For a Manhattan couple that loves the arts, moving to 3 Lincoln Plaza had a dual attraction: The building is integrated with the performance halls of Lincoln Center, to the extent that the quickest way to reach the music is by an escalator in the apartment building’s lobby. The residential tower is also the neighborhood’s tallest in which one can buy, not just rent, an apartment. When one became available on the 47th floor, the couple snapped it up. Then they called Ron Marshall, the Connecticut-based designer who had already completed a number of homes for the family.
"The apartment was nondescript and aging," explains Marshall. "So we decided it would be a gut job." One of his master strokes was to take down a bedroom wall, creating a sweeping living space that took full advantage of the continuous wall of windows.
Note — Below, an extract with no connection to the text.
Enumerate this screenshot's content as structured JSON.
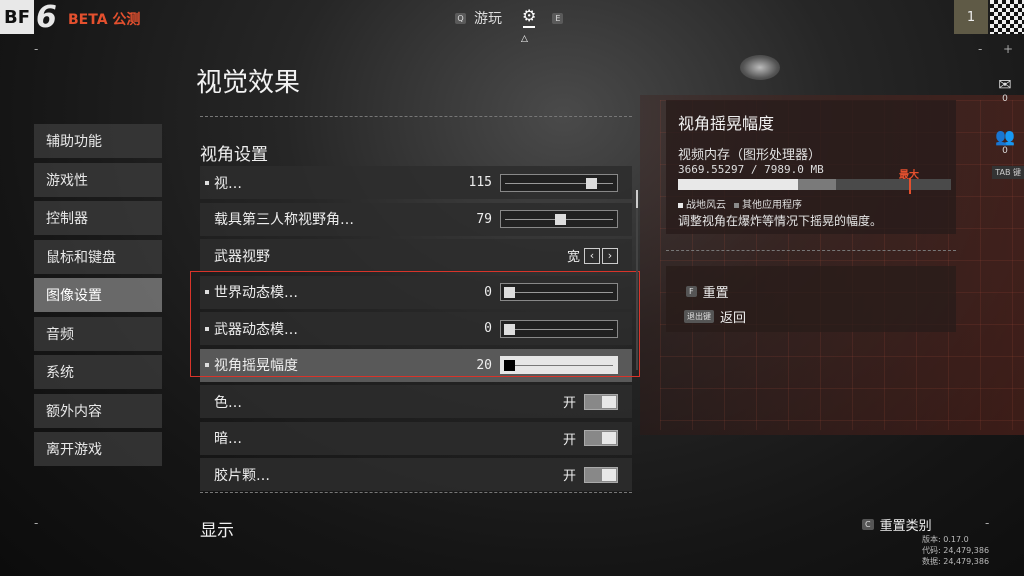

As with any custom construction project, adjustments were made along the way. "The husband asked me to redesign the kitchen island with an end overhang so that he could see the Hudson River while eating," he says. That’s now considered "one of the best seats in the house," although frankly, there are no bad seats.
Marshall’s next feat was to furnish the home with a unified sense of place. He did that, in part, by evoking Art Deco—and not by adding replicas, but by acquiring original mirrors, sconces, table lamps and statuary from the 1920s and ’30s. These provide a stylistic link to the luxury and modernity of early 20th century New York.
The furniture, which is from Safavieh, is new and carefully selected to echo a bygone era without seeming antique. Examples include chrome bookend consoles in the foyer, placed together to form one long piece that looks like a kinetic sculpture in its own right, and a bedroom set from Safavieh’s Phantom Collection by Selva of Italy.
Marshall used a restrained palette of black-and-white, silvers and grays. When it came to choosing fabrics and rugs, he didn’t shrink from pattern. Bold geometrics, updated animal prints and stripes coexist in unexpected harmony. These patterns imbue the living space with a subtle rhythm and fairly pulse with energy, much like the performance spaces of Lincoln Center, which are just an elevator and escalator ride away.